Both trainings were evaluated with self-report pre/post assessments using a 5-point Likert scale of agreement (strongly disagree to strongly agree). The assessments were administered through the online learning platform.
Statistical analyses were conducted using STATA®IC/14.2 with data from August 10, 2015 to December 31, 2018. Learning objective confidence ratings were averaged for each lesson at pre- and post-test for learners who completed Comm101 (n=248) or Comm102 (n=92). Paired samples t-tests assessed pre- and post-test differences in learner confidence.
The majority of learners reported enhanced knowledge, new skills or strategies, and a plan to implement new skills.
|Lesson||Average Pre-Test Mean (SD)||Average Post-Test Mean (SD)||Average Change in Rating from Pre/Post (SD)||P Value (for Pre/Post Change)|
|Communication Training 101|
|1||3.44 (0.78)||4.21 (0.64)||0.76 (0.78)||<0.0001|
|2||3.54 (0.82)||4.25 (0.57)||0.71 (0.77)||<0.0001|
|3||3.45 (0.71)||4.15 (0.52)||0.70 (0.65)||<0.0001|
|4||3.07 (0.87)||4.03 (0.55)||0.96 (0.81)||<0.0001|
|Communication Training 102|
|Introduction||3.43 (0.74)||3.99 (0.57)||0.56 (0.65)||<0.0001|
|1||3.64 (0.67)||4.11 (0.55)||0.47 (0.56)||<0.0001|
|2||3.36 (0.80)||3.92 (0.55)||0.55 (0.70)||<0.0001|
|3||3.55 (0.71)||4.01 (0.50)||0.47 (0.57)||<0.0001|
|4||3.59 (0.77)||4.03 (0.54)||0.44 (0.64)||<0.0001|
|5||3.42 (0.79)||3.95 (0.58)||0.52 (0.71)||<0.0001|
|Overall Training||3.43 (0.81)||4.06 (0.54)||0.63 (0.80)||<0.0001|
Learner demographics were averaged across trainings. The majority of learners were female (87%), White (64.6%) and non-Hispanic or Latino (84.7%). The primary role of most learners was health educator (28.6%), followed by navigation (21.1%), and program development and implementation (19.5%).
Of the learners that completed Comm101, over a quarter also completed Comm102.
On average, at post-test, for both trainings, the majority of learners agreed or strongly agreed with the following statements:
All gains were statistically significant (p<0.0001).

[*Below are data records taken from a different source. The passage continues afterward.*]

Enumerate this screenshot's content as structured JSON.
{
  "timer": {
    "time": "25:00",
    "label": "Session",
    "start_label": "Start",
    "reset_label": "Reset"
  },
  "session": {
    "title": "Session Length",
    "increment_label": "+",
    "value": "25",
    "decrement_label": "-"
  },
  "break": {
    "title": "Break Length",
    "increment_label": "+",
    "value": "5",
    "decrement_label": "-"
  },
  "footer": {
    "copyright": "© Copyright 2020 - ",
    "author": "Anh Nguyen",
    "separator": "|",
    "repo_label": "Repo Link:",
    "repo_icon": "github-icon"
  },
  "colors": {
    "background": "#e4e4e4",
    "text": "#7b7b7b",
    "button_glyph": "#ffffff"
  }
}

Although there are limitations with the sample size, initial findings indicate both trainings are effective at improving health care professionals' confidence and knowledge to work with media, and develop, implement and evaluate communication campaigns.

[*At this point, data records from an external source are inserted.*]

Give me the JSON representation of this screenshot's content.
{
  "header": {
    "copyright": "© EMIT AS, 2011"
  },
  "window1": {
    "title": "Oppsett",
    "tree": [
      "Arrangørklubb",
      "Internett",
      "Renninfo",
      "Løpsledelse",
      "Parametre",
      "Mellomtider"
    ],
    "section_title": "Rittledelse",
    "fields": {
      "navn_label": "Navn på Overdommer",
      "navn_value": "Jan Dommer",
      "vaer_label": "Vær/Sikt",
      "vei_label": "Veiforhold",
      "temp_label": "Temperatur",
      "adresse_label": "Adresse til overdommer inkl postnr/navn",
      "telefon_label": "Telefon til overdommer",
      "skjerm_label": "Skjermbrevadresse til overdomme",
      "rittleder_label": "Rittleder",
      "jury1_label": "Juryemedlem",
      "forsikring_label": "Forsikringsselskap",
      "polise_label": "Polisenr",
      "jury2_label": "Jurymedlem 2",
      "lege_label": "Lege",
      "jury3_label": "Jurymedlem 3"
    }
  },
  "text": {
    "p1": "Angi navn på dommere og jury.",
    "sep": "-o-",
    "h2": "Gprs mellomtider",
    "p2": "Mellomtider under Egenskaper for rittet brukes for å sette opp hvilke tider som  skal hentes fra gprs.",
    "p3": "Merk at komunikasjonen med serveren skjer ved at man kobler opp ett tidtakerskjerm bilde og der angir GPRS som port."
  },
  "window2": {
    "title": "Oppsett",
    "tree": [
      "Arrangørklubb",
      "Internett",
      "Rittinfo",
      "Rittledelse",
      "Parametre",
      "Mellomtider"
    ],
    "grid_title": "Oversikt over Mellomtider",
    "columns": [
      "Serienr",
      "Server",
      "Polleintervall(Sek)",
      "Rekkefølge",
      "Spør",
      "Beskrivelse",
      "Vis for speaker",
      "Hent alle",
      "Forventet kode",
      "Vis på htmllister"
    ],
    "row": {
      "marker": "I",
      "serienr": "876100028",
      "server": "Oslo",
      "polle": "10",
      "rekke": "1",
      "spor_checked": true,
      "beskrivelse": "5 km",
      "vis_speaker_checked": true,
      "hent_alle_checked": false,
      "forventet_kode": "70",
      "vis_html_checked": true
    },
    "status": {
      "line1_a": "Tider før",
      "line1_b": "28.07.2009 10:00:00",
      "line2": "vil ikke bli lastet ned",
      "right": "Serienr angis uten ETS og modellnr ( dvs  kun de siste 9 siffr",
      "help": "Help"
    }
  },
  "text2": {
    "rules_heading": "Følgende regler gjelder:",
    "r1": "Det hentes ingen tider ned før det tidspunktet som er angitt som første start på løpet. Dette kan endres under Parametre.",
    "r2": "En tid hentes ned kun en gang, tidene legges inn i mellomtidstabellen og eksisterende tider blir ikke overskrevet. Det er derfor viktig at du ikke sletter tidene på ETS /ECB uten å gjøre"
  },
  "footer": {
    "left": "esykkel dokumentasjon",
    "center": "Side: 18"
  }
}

The trainings were originally developed through a cooperative agreement (#5U38DP004972) from the Centers for Disease Control and Prevention (CDC). The trainings are currently supported through a cooperative agreement (#NU58DP006461-01) from CDC. Poster contents are solely the responsibility of the authors and do not necessarily represent the official views of CDC. The GW Cancer Center would also like to thank CDC for their collaboration on this program.
National Cancer Institute (2004). Making health communication programs work: A planner's guide. Retrieved from https://www.cancer.gov/publications/health-communication/pink-book.pdf
Kreps (2012). Translating health communication research into practice: the importance of implementing and sustaining evidence-based health communication interventions. Atlantic Journal of Communication, 20(1):5-15.